Top of INFORMATION GIVEN
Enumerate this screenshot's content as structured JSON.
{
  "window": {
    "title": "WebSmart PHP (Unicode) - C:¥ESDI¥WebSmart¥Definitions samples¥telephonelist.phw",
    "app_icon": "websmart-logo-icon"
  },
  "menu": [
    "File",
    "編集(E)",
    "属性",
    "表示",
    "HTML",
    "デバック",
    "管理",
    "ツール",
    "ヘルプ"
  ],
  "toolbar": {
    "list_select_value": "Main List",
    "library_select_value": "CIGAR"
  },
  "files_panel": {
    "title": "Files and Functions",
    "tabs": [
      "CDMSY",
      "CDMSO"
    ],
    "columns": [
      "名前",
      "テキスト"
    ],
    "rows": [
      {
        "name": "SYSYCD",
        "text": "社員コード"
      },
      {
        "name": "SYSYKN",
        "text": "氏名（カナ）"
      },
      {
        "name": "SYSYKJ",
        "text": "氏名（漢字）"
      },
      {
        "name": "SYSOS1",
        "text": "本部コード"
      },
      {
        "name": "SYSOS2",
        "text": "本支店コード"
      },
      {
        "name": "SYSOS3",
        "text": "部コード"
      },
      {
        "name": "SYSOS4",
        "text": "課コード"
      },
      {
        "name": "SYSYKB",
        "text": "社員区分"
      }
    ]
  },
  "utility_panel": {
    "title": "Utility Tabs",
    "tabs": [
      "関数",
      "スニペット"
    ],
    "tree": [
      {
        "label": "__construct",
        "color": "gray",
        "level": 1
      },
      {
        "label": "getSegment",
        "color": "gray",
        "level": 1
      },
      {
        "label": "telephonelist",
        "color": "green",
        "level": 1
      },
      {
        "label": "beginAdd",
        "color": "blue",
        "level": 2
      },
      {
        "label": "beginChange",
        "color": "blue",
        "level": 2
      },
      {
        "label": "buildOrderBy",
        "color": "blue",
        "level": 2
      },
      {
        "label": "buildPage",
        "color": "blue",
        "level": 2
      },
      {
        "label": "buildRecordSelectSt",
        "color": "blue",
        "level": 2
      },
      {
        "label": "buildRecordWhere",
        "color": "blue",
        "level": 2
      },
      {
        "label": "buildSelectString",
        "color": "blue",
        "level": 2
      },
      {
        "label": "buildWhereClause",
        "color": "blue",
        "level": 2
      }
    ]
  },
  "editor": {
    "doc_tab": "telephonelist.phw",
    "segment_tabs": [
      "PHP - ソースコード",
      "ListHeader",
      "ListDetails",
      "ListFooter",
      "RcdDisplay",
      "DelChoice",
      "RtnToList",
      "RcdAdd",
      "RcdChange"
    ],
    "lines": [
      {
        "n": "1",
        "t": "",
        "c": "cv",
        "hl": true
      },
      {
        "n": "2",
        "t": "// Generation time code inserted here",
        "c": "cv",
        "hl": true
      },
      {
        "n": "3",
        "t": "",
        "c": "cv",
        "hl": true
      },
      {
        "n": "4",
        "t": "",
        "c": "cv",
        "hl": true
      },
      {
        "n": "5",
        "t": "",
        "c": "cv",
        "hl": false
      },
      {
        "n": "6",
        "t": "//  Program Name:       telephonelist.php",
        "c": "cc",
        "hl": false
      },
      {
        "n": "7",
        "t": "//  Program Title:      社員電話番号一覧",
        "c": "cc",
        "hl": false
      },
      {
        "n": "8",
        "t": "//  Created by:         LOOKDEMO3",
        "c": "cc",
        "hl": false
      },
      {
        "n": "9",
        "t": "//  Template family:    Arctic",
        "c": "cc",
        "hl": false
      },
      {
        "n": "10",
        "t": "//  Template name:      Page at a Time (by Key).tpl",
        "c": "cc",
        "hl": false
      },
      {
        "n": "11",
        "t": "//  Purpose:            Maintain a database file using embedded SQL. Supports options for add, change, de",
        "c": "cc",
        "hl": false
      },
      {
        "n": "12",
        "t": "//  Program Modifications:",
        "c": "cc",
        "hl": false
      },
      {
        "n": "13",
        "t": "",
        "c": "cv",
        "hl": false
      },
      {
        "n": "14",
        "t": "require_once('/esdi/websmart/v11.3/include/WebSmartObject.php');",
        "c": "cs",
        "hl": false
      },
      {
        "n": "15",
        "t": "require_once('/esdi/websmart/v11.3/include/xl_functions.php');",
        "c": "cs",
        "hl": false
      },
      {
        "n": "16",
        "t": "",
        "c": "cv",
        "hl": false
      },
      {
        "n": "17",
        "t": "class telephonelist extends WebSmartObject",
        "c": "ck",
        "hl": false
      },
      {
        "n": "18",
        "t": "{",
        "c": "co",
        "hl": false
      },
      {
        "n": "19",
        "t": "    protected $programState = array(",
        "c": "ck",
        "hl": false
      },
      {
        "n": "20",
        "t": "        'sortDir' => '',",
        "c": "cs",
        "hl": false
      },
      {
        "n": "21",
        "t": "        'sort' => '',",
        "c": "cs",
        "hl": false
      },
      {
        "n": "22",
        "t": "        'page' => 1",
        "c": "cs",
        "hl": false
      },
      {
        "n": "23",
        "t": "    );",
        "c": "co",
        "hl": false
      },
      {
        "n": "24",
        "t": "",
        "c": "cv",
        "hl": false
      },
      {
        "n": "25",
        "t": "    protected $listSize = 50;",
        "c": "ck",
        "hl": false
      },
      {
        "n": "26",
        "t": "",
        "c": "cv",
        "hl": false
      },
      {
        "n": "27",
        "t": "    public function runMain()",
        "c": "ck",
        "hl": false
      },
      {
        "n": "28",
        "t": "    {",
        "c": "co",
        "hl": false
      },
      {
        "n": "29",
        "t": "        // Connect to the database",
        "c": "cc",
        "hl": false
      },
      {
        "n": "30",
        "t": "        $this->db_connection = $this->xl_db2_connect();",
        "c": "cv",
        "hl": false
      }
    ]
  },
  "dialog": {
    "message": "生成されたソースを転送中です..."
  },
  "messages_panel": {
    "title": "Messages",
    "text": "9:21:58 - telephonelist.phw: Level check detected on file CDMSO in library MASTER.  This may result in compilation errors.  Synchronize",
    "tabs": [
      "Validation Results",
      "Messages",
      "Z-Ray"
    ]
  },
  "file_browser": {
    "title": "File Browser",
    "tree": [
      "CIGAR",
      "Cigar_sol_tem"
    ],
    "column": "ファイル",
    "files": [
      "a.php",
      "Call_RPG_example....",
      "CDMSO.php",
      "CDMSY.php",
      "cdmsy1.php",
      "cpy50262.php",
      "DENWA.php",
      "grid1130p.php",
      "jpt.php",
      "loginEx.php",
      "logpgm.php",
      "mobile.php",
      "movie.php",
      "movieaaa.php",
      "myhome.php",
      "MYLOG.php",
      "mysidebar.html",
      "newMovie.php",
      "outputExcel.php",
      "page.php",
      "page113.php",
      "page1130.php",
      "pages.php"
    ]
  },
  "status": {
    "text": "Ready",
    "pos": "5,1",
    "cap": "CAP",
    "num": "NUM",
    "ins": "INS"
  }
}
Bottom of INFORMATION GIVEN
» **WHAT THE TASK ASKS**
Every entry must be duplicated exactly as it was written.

» **SOLUTION TO THIS EXERCISE**
Enumerate this screenshot's content as structured JSON.
{
  "window": {
    "title": "WebSmart PHP (Unicode) - C:¥ESDI¥WebSmart¥Definitions samples¥telephonelist.phw",
    "app_icon": "websmart-logo-icon"
  },
  "menu": [
    "File",
    "編集(E)",
    "属性",
    "表示",
    "HTML",
    "デバック",
    "管理",
    "ツール",
    "ヘルプ"
  ],
  "toolbar": {
    "list_select_value": "Main List",
    "library_select_value": "CIGAR"
  },
  "files_panel": {
    "title": "Files and Functions",
    "tabs": [
      "CDMSY",
      "CDMSO"
    ],
    "columns": [
      "名前",
      "テキスト"
    ],
    "rows": [
      {
        "name": "SYSYCD",
        "text": "社員コード"
      },
      {
        "name": "SYSYKN",
        "text": "氏名（カナ）"
      },
      {
        "name": "SYSYKJ",
        "text": "氏名（漢字）"
      },
      {
        "name": "SYSOS1",
        "text": "本部コード"
      },
      {
        "name": "SYSOS2",
        "text": "本支店コード"
      },
      {
        "name": "SYSOS3",
        "text": "部コード"
      },
      {
        "name": "SYSOS4",
        "text": "課コード"
      },
      {
        "name": "SYSYKB",
        "text": "社員区分"
      }
    ]
  },
  "utility_panel": {
    "title": "Utility Tabs",
    "tabs": [
      "関数",
      "スニペット"
    ],
    "tree": [
      {
        "label": "__construct",
        "color": "gray",
        "level": 1
      },
      {
        "label": "getSegment",
        "color": "gray",
        "level": 1
      },
      {
        "label": "telephonelist",
        "color": "green",
        "level": 1
      },
      {
        "label": "beginAdd",
        "color": "blue",
        "level": 2
      },
      {
        "label": "beginChange",
        "color": "blue",
        "level": 2
      },
      {
        "label": "buildOrderBy",
        "color": "blue",
        "level": 2
      },
      {
        "label": "buildPage",
        "color": "blue",
        "level": 2
      },
      {
        "label": "buildRecordSelectSt",
        "color": "blue",
        "level": 2
      },
      {
        "label": "buildRecordWhere",
        "color": "blue",
        "level": 2
      },
      {
        "label": "buildSelectString",
        "color": "blue",
        "level": 2
      },
      {
        "label": "buildWhereClause",
        "color": "blue",
        "level": 2
      }
    ]
  },
  "editor": {
    "doc_tab": "telephonelist.phw",
    "segment_tabs": [
      "PHP - ソースコード",
      "ListHeader",
      "ListDetails",
      "ListFooter",
      "RcdDisplay",
      "DelChoice",
      "RtnToList",
      "RcdAdd",
      "RcdChange"
    ],
    "lines": [
      {
        "n": "1",
        "t": "",
        "c": "cv",
        "hl": true
      },
      {
        "n": "2",
        "t": "// Generation time code inserted here",
        "c": "cv",
        "hl": true
      },
      {
        "n": "3",
        "t": "",
        "c": "cv",
        "hl": true
      },
      {
        "n": "4",
        "t": "",
        "c": "cv",
        "hl": true
      },
      {
        "n": "5",
        "t": "",
        "c": "cv",
        "hl": false
      },
      {
        "n": "6",
        "t": "//  Program Name:       telephonelist.php",
        "c": "cc",
        "hl": false
      },
      {
        "n": "7",
        "t": "//  Program Title:      社員電話番号一覧",
        "c": "cc",
        "hl": false
      },
      {
        "n": "8",
        "t": "//  Created by:         LOOKDEMO3",
        "c": "cc",
        "hl": false
      },
      {
        "n": "9",
        "t": "//  Template family:    Arctic",
        "c": "cc",
        "hl": false
      },
      {
        "n": "10",
        "t": "//  Template name:      Page at a Time (by Key).tpl",
        "c": "cc",
        "hl": false
      },
      {
        "n": "11",
        "t": "//  Purpose:            Maintain a database file using embedded SQL. Supports options for add, change, de",
        "c": "cc",
        "hl": false
      },
      {
        "n": "12",
        "t": "//  Program Modifications:",
        "c": "cc",
        "hl": false
      },
      {
        "n": "13",
        "t": "",
        "c": "cv",
        "hl": false
      },
      {
        "n": "14",
        "t": "require_once('/esdi/websmart/v11.3/include/WebSmartObject.php');",
        "c": "cs",
        "hl": false
      },
      {
        "n": "15",
        "t": "require_once('/esdi/websmart/v11.3/include/xl_functions.php');",
        "c": "cs",
        "hl": false
      },
      {
        "n": "16",
        "t": "",
        "c": "cv",
        "hl": false
      },
      {
        "n": "17",
        "t": "class telephonelist extends WebSmartObject",
        "c": "ck",
        "hl": false
      },
      {
        "n": "18",
        "t": "{",
        "c": "co",
        "hl": false
      },
      {
        "n": "19",
        "t": "    protected $programState = array(",
        "c": "ck",
        "hl": false
      },
      {
        "n": "20",
        "t": "        'sortDir' => '',",
        "c": "cs",
        "hl": false
      },
      {
        "n": "21",
        "t": "        'sort' => '',",
        "c": "cs",
        "hl": false
      },
      {
        "n": "22",
        "t": "        'page' => 1",
        "c": "cs",
        "hl": false
      },
      {
        "n": "23",
        "t": "    );",
        "c": "co",
        "hl": false
      },
      {
        "n": "24",
        "t": "",
        "c": "cv",
        "hl": false
      },
      {
        "n": "25",
        "t": "    protected $listSize = 50;",
        "c": "ck",
        "hl": false
      },
      {
        "n": "26",
        "t": "",
        "c": "cv",
        "hl": false
      },
      {
        "n": "27",
        "t": "    public function runMain()",
        "c": "ck",
        "hl": false
      },
      {
        "n": "28",
        "t": "    {",
        "c": "co",
        "hl": false
      },
      {
        "n": "29",
        "t": "        // Connect to the database",
        "c": "cc",
        "hl": false
      },
      {
        "n": "30",
        "t": "        $this->db_connection = $this->xl_db2_connect();",
        "c": "cv",
        "hl": false
      }
    ]
  },
  "dialog": {
    "message": "生成されたソースを転送中です..."
  },
  "messages_panel": {
    "title": "Messages",
    "text": "9:21:58 - telephonelist.phw: Level check detected on file CDMSO in library MASTER.  This may result in compilation errors.  Synchronize",
    "tabs": [
      "Validation Results",
      "Messages",
      "Z-Ray"
    ]
  },
  "file_browser": {
    "title": "File Browser",
    "tree": [
      "CIGAR",
      "Cigar_sol_tem"
    ],
    "column": "ファイル",
    "files": [
      "a.php",
      "Call_RPG_example....",
      "CDMSO.php",
      "CDMSY.php",
      "cdmsy1.php",
      "cpy50262.php",
      "DENWA.php",
      "grid1130p.php",
      "jpt.php",
      "loginEx.php",
      "logpgm.php",
      "mobile.php",
      "movie.php",
      "movieaaa.php",
      "myhome.php",
      "MYLOG.php",
      "mysidebar.html",
      "newMovie.php",
      "outputExcel.php",
      "page.php",
      "page113.php",
      "page1130.php",
      "pages.php"
    ]
  },
  "status": {
    "text": "Ready",
    "pos": "5,1",
    "cap": "CAP",
    "num": "NUM",
    "ins": "INS"
  }
}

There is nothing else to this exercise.